Business Income Insurance
Business income coverage (BIC) protects against loss of income or profits in the event that a business suffers property loss or damage from a covered peril, such as fire, natural disaster, theft, or vandalism. BIC is also known as business interruption coverage and is not sold as a separate policy but rather as part of a property/casualty policy or a comprehensive package policy.
Business income coverage extends through the period between when a business shuts down to when the equipment that suffered damage to cause loss is repaired or replaced. In most cases, this means that the revenue or income loss that a business is likely to experience during an un-operational period is covered. Most property policies will not cover all of this revenue or income.
Business income coverage also covers operating expenses that continue even though operations are temporality halted. If a business spends money above and beyond normal operating expenses to decrease interruption costs, extra expense insurance is available to reimburse a company for that money. It helps the business avoid having to shut down during a restoration period. In some cases, extra expense insurance is enough, and BIC isn’t even necessary.
There is also contingent business interruption (CBI), which is designed to cover an insured’s business income loss resulting from loss, damage, or destruction of property owned by others, including direct suppliers of goods or services. Direct receivers are included in this coverage as well. CBI provides coverage for the direct relationship between an insured’s suppliers and receivers, which can create a gap in coverage for insured’s that are involved in multi-tiered supply chains. For this reason and others, it is wise to speak with a licensed agent before making business income coverage purchase decisions.
The price of a policy is related to risk that a business faces. It’s important to consider and review these risks with an agent before purchasing BIC. Review the following with an agent:
- Review carrier forms and the specific type of BIC necessary for the business type being insured.
- Understand that business operations must resume as soon as possible, otherwise coverage can be denied. Usually there is a 48-hour waiting period before BIC kicks in.
Business operation characteristics that can play a role in a BIC policy include:
- The ease of moving business operations to another location, if necessary.
- The presence of operation bottlenecks where small physical losses can lead to the operation shutting down and larger loss.
- How a loss will affect a business’s income stream.
- How vulnerable a business is to an interruption.
All of the above are basic business income coverage options.
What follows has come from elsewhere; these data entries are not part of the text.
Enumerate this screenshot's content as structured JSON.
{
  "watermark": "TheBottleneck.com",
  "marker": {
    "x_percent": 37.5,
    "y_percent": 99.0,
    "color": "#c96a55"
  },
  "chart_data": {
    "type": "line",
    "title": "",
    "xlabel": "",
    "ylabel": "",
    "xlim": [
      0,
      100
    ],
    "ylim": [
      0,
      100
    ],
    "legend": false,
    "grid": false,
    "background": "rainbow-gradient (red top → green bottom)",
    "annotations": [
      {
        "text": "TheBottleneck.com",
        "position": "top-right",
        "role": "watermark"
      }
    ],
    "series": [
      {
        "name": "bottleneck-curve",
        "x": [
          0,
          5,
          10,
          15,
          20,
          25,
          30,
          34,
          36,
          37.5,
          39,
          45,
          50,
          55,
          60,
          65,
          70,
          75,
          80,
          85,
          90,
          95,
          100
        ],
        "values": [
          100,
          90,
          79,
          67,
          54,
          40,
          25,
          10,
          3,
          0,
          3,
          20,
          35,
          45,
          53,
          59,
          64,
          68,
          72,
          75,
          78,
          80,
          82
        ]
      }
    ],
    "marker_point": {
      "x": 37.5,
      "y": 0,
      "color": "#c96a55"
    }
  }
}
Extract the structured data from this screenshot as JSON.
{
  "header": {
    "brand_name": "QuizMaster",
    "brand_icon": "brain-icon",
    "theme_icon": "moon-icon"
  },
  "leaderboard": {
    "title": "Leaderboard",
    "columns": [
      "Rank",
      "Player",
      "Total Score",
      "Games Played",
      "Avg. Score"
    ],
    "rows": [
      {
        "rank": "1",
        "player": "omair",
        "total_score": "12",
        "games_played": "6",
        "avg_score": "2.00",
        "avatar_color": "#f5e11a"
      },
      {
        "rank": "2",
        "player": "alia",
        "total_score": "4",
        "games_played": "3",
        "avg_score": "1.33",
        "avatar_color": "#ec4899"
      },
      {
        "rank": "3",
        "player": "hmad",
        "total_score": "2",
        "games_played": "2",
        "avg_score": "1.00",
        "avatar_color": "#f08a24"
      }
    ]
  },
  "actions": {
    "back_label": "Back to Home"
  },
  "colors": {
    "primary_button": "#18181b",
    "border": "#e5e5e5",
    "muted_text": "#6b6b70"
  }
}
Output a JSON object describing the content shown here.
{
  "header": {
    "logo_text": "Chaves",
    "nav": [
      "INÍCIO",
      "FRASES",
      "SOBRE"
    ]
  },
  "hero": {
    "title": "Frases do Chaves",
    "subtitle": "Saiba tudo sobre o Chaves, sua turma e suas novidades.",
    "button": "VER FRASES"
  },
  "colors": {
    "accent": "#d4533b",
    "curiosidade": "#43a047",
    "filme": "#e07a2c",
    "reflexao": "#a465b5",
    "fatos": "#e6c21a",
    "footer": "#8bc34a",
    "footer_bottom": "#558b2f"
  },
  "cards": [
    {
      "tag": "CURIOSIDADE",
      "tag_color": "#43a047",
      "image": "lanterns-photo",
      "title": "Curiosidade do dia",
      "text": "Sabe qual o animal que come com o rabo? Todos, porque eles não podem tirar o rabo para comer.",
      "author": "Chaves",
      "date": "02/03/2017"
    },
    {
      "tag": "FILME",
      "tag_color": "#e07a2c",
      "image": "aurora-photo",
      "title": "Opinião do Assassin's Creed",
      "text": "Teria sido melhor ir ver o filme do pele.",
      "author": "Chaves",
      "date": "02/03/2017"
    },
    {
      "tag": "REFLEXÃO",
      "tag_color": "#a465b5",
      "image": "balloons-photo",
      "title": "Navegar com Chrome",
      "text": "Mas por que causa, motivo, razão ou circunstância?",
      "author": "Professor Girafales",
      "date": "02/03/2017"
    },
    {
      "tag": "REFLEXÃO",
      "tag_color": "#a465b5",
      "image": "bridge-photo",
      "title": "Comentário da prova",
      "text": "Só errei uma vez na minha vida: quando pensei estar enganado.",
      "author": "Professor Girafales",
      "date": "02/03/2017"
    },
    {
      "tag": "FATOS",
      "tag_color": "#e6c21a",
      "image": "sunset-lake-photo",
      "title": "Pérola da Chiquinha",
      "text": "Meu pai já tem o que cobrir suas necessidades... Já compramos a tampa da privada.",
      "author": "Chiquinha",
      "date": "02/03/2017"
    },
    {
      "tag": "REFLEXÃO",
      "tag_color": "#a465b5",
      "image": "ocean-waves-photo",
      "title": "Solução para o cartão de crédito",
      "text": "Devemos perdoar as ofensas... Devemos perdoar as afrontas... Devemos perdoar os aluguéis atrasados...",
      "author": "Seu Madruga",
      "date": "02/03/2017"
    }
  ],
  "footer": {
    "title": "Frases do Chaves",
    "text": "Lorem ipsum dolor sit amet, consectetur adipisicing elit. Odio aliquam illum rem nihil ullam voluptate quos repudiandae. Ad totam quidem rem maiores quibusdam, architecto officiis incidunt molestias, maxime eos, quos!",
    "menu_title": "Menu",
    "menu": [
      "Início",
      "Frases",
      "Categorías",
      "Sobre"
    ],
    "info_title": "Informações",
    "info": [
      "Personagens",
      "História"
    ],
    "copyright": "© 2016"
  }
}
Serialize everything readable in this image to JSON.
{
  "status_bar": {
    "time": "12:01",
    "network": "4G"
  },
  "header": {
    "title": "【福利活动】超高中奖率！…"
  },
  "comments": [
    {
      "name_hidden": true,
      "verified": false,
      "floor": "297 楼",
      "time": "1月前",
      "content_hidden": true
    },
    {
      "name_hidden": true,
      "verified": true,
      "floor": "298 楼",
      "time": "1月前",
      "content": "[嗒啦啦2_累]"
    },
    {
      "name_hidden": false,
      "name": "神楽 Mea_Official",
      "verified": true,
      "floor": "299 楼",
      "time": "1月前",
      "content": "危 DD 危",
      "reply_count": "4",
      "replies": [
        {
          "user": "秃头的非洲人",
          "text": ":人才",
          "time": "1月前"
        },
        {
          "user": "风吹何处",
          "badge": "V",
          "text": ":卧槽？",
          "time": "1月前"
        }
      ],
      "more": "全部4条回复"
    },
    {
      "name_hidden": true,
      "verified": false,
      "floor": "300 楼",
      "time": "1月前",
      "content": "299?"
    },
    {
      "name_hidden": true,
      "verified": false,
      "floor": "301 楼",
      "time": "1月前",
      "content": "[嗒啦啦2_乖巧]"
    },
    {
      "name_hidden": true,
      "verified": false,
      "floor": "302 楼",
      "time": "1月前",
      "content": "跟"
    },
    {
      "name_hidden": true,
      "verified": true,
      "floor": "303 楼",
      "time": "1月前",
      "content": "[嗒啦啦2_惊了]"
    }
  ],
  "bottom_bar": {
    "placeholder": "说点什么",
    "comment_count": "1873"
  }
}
Additional coverage options can be customized based on individual company needs. To discuss the coverages that would be appropriate for your organization, please contact Century Insurance today.